Millions of Americans were using cereal boxes, telescopes, and flimsy plastic solar viewing glasses to witness the Solar Eclipse on August 21. But for workers in the solar industry — as well as homeowners and businesses who are considering rooftop solar – an eclipse of the solar industry itself looms on the horizon.
The International Trade Commission (ITC) will be deciding in September whether or not to place tariffs on imported solar panels. Since virtually all solar panels are imported, the tariffs they are considering will effectively double the price of standard solar panels. In advance of these proposed tariffs, almost all available inventory of solar panels is being purchased by large installers. As we learned in economics 101, when demand goes up and supply is constrained, prices increase. Indeed, prices for popular rooftop solar panels have already increased by 20%.
The tariff issue being considered by the ITC is complicated. On the one hand we want to build a robust U.S. solar panel manufacturing industry – which employed about 2,000 people at the end of 2016. On the other hand we want to continue the strong job growth in the entire solar industry – which employed 260,000 people at the end of 2016. Since the vast majority of U.S. solar workers are focused on installations, increasing the price of imported solar panels is likely to cause overall solar employment to decline for the first time ever.

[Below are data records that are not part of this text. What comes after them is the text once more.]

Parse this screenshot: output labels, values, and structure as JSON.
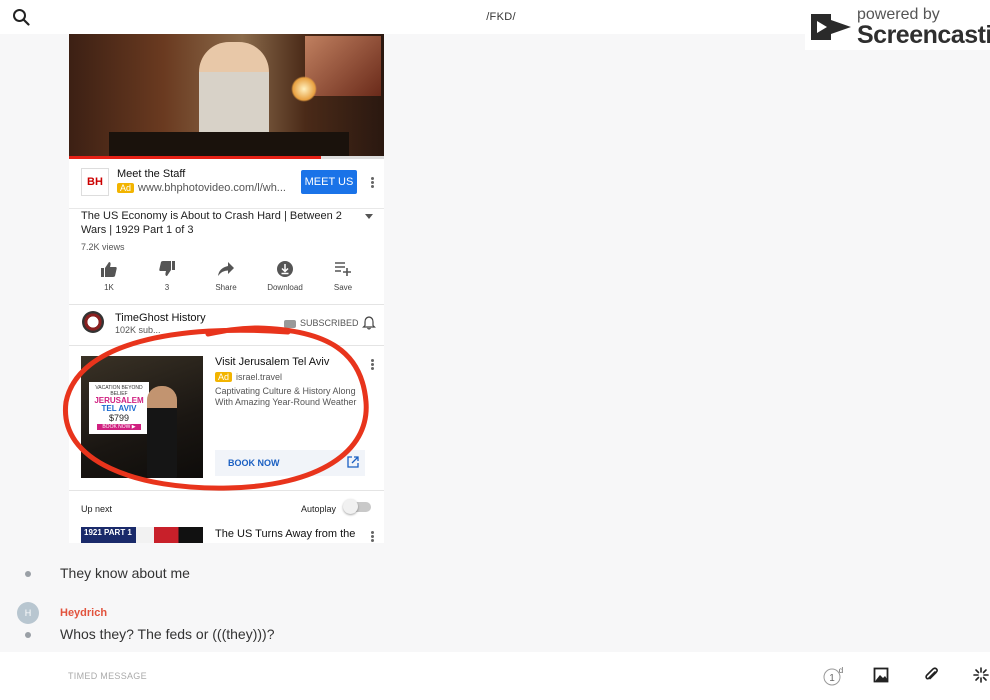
{
  "topbar": {
    "title": "/FKD/"
  },
  "watermark": {
    "line1": "powered by",
    "line2": "Screencastify"
  },
  "video": {
    "progress_percent": 80
  },
  "ad1": {
    "title": "Meet the Staff",
    "badge": "Ad",
    "url": "www.bhphotovideo.com/l/wh...",
    "button": "MEET US",
    "logo_text": "BH"
  },
  "video_info": {
    "title": "The US Economy is About to Crash Hard | Between 2 Wars | 1929 Part 1 of 3",
    "views": "7.2K views"
  },
  "actions": [
    {
      "label": "1K",
      "icon": "thumbs-up-icon"
    },
    {
      "label": "3",
      "icon": "thumbs-down-icon"
    },
    {
      "label": "Share",
      "icon": "share-icon"
    },
    {
      "label": "Download",
      "icon": "download-icon"
    },
    {
      "label": "Save",
      "icon": "playlist-add-icon"
    }
  ],
  "channel": {
    "name": "TimeGhost History",
    "subs": "102K sub...",
    "subscribed": "SUBSCRIBED"
  },
  "ad2": {
    "title": "Visit Jerusalem Tel Aviv",
    "badge": "Ad",
    "url": "israel.travel",
    "description": "Captivating Culture & History Along With Amazing Year-Round Weather",
    "button": "BOOK NOW",
    "image_text": {
      "line1": "VACATION BEYOND BELIEF",
      "line2": "JERUSALEM",
      "line3": "TEL AVIV",
      "line4": "$799",
      "line5": "BOOK NOW ▶"
    }
  },
  "upnext": {
    "label": "Up next",
    "autoplay": "Autoplay",
    "autoplay_on": false,
    "next_title": "The US Turns Away from the",
    "next_thumb_text": "1921 PART 1"
  },
  "chat": {
    "message1": "They know about me",
    "avatar_initial": "H",
    "username": "Heydrich",
    "message2": "Whos they? The feds or (((they)))?"
  },
  "composer": {
    "placeholder": "TIMED MESSAGE",
    "timer_value": "1",
    "timer_unit": "d"
  },
  "colors": {
    "accent_blue": "#1a73e8",
    "ad_yellow": "#f2b400",
    "annotation_red": "#e8341c",
    "username_red": "#e2533d"
  }
}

A decision to implement tariffs or other penalties on imported solar panels is likely to be made by President Trump towards the end of the year. It is my hope that his decision carefully considers ways to continue growth in the solar industry, while at the same time developing a long-term plan to improve U.S. manufacturing. For more about the upcoming ITC case and its implications on the solar customers and the industry as a whole, Listen up to the Energy Show on Renewable Energy World.